This study was undertaken to gain an understanding of the factors that influence viral RNA degradation in the presence of chlorine dioxide (ClO(2)), which will be very useful in helping to define the significance of the presence of the viral genome in disinfected water.
We focused our investigation on the influence of ClO(2) on extracted RNA on the one hand, and on the infectious virus on the other. Our first results show that RNA degradation, like viral inactivation, is dose dependent. The influence of the spatial organization of the targeted genomic sequence, as well as that of its size and location (and/or sequence) on degradation of the Poliovirus 1 genome by ClO(2), was studied using real-time reverse transcriptase-polymerase chain reaction (RT-PCR). The results show that the preferential sites of action of ClO(2) appear to be located in the untranslated regions, 5'- and 3'-UTR, a phenomenon influenced by both the presence of secondary structures and the genomic sequence in these regions. Our results also reveal a rapid decrease of infectious particles quantified by the cell culture for the applied dose. Comparison between cell culture and real-time PCR for viral detection reveals disagreement following disinfection treatment, even for the largest targeted fragment (a 6,989-base fragment representing the quasi-whole viral genome).

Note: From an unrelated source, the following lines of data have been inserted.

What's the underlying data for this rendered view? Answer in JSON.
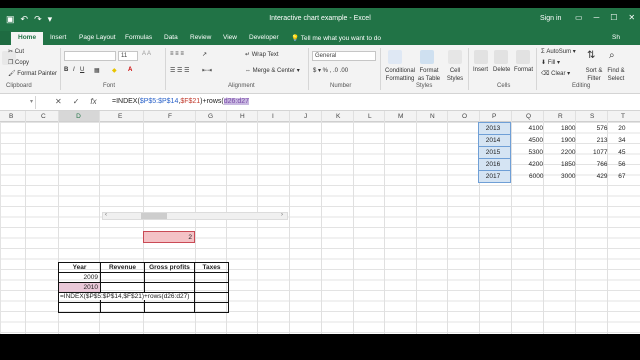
{
  "window": {
    "title": "Interactive chart example - Excel",
    "signin": "Sign in"
  },
  "tabs": [
    "Home",
    "Insert",
    "Page Layout",
    "Formulas",
    "Data",
    "Review",
    "View",
    "Developer"
  ],
  "tellme": "Tell me what you want to do",
  "share": "Sh",
  "ribbon": {
    "clipboard": {
      "cut": "Cut",
      "copy": "Copy",
      "format_painter": "Format Painter",
      "label": "Clipboard"
    },
    "font": {
      "size": "11",
      "label": "Font"
    },
    "alignment": {
      "wrap": "Wrap Text",
      "merge": "Merge & Center",
      "label": "Alignment"
    },
    "number": {
      "format": "General",
      "label": "Number"
    },
    "styles": {
      "cond": "Conditional Formatting",
      "table": "Format as Table",
      "cell": "Cell Styles",
      "label": "Styles"
    },
    "cells": {
      "insert": "Insert",
      "delete": "Delete",
      "format": "Format",
      "label": "Cells"
    },
    "editing": {
      "autosum": "AutoSum",
      "fill": "Fill",
      "clear": "Clear",
      "sort": "Sort & Filter",
      "find": "Find & Select",
      "label": "Editing"
    }
  },
  "formula_bar": {
    "p1": "=INDEX(",
    "p2": "$P$5:$P$14",
    "p3": ",",
    "p4": "$F$21",
    "p5": ")+rows(",
    "p6": "d26:d27"
  },
  "columns": [
    "B",
    "C",
    "D",
    "E",
    "F",
    "G",
    "H",
    "I",
    "J",
    "K",
    "L",
    "M",
    "N",
    "O",
    "P",
    "Q",
    "R",
    "S",
    "T"
  ],
  "top_table": [
    [
      "2013",
      "4100",
      "1800",
      "576",
      "20"
    ],
    [
      "2014",
      "4500",
      "1900",
      "213",
      "34"
    ],
    [
      "2015",
      "5300",
      "2200",
      "1077",
      "45"
    ],
    [
      "2016",
      "4200",
      "1850",
      "766",
      "56"
    ],
    [
      "2017",
      "6000",
      "3000",
      "429",
      "67"
    ]
  ],
  "selector_value": "2",
  "lower_table": {
    "headers": [
      "Year",
      "Revenue",
      "Gross profits",
      "Taxes"
    ],
    "rows": [
      [
        "2009",
        "",
        "",
        ""
      ],
      [
        "2010",
        "",
        "",
        ""
      ]
    ],
    "editing_formula": "=INDEX($P$5:$P$14,$F$21)+rows(d26:d27)"
  }
}
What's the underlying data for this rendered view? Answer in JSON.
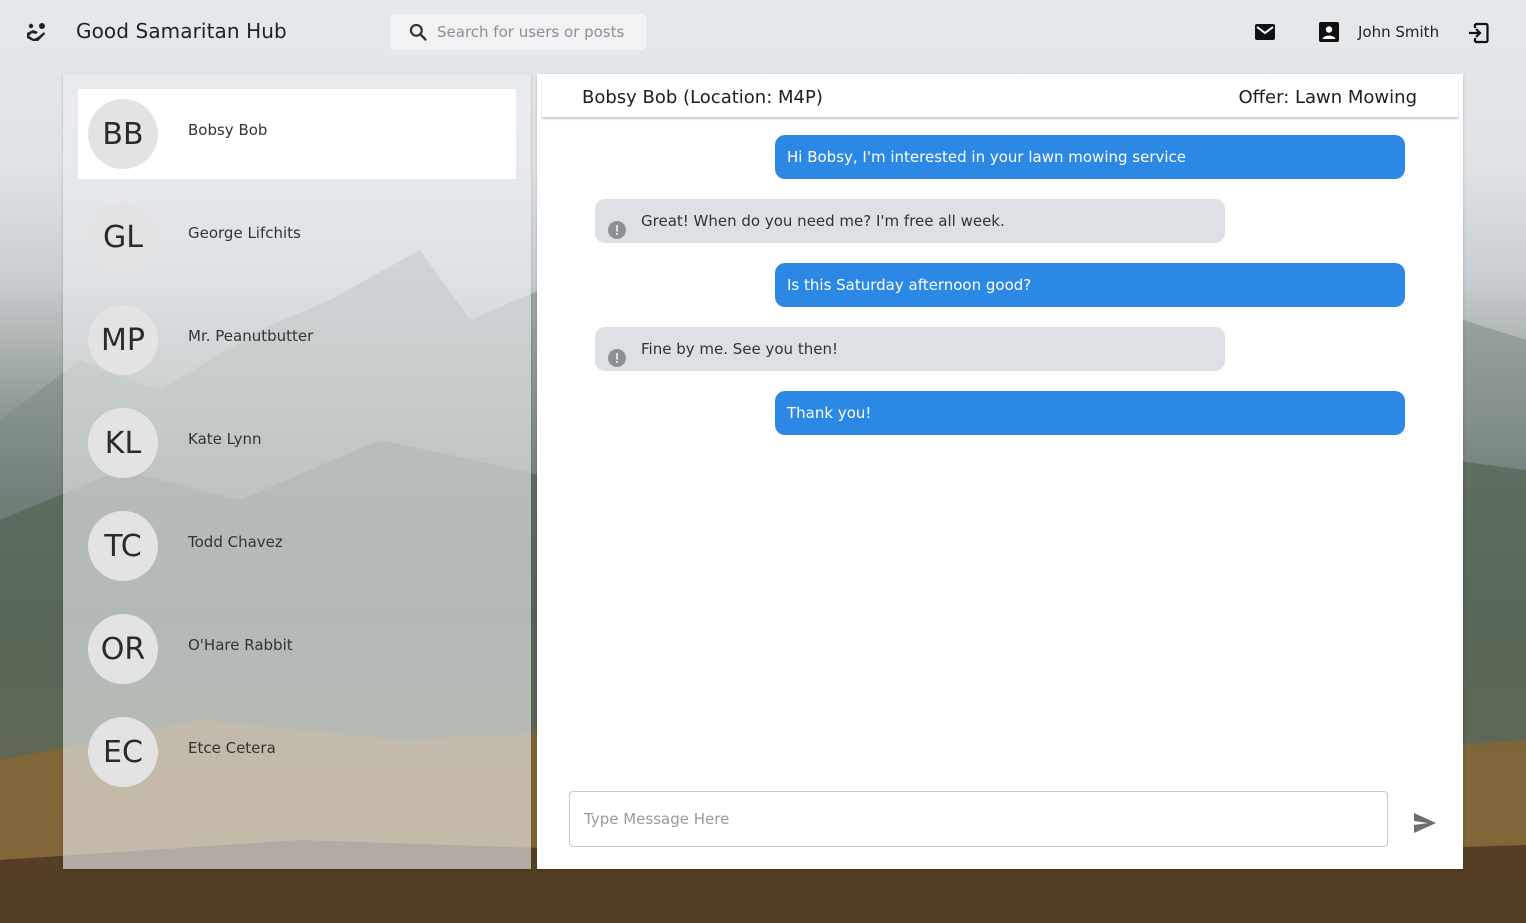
{
  "app": {
    "title": "Good Samaritan Hub",
    "logo_icon": "hands-heart-icon"
  },
  "search": {
    "placeholder": "Search for users or posts",
    "value": ""
  },
  "header_actions": {
    "mail_icon": "mail-icon",
    "account_icon": "account-box-icon",
    "user_name": "John Smith",
    "logout_icon": "logout-icon"
  },
  "contacts": [
    {
      "initials": "BB",
      "name": "Bobsy Bob",
      "active": true
    },
    {
      "initials": "GL",
      "name": "George Lifchits",
      "active": false
    },
    {
      "initials": "MP",
      "name": "Mr. Peanutbutter",
      "active": false
    },
    {
      "initials": "KL",
      "name": "Kate Lynn",
      "active": false
    },
    {
      "initials": "TC",
      "name": "Todd Chavez",
      "active": false
    },
    {
      "initials": "OR",
      "name": "O'Hare Rabbit",
      "active": false
    },
    {
      "initials": "EC",
      "name": "Etce Cetera",
      "active": false
    }
  ],
  "chat": {
    "title": "Bobsy Bob (Location: M4P)",
    "offer": "Offer: Lawn Mowing",
    "messages": [
      {
        "direction": "out",
        "text": "Hi Bobsy, I'm interested in your lawn mowing service"
      },
      {
        "direction": "in",
        "text": "Great! When do you need me? I'm free all week."
      },
      {
        "direction": "out",
        "text": "Is this Saturday afternoon good?"
      },
      {
        "direction": "in",
        "text": "Fine by me. See you then!"
      },
      {
        "direction": "out",
        "text": "Thank you!"
      }
    ],
    "compose_placeholder": "Type Message Here",
    "compose_value": "",
    "send_icon": "send-icon"
  },
  "colors": {
    "outgoing_bubble": "#2b88e4",
    "incoming_bubble": "#dde0e5",
    "active_contact": "#ffffff"
  }
}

The detection of genome fragments is insufficient to confirm the presence of the infectious virus, as each targeted fragment shows a different sensitivity. Hence, the smallest targeted fragment (76 bp) persisted throughout the analysis period, while the longest targeted fragment (6,989 bp) disappeared very rapidly. Highly sensitive regions (i.e. 5'- and 3'-UTR) should be targeted to avoid an overestimation of the risk of viral infection using molecular biology methods in water following disinfection. Further studies in this area are needed.
To date, it has not been possible to routinely apply virological controls to drinking water because of the time-consuming nature of the gold standard technique (cell culture) and its inability to detect all serotypes (e.g. Norovirus). Molecular techniques (e.g. real-time RT-PCR) constitute a solution to the rapid and specific detection of all the serotypes. However, ignorance of the mechanisms of viral degradation prevents the validation of PCR for the measurement of the risk of infection to humans following disinfection treatment.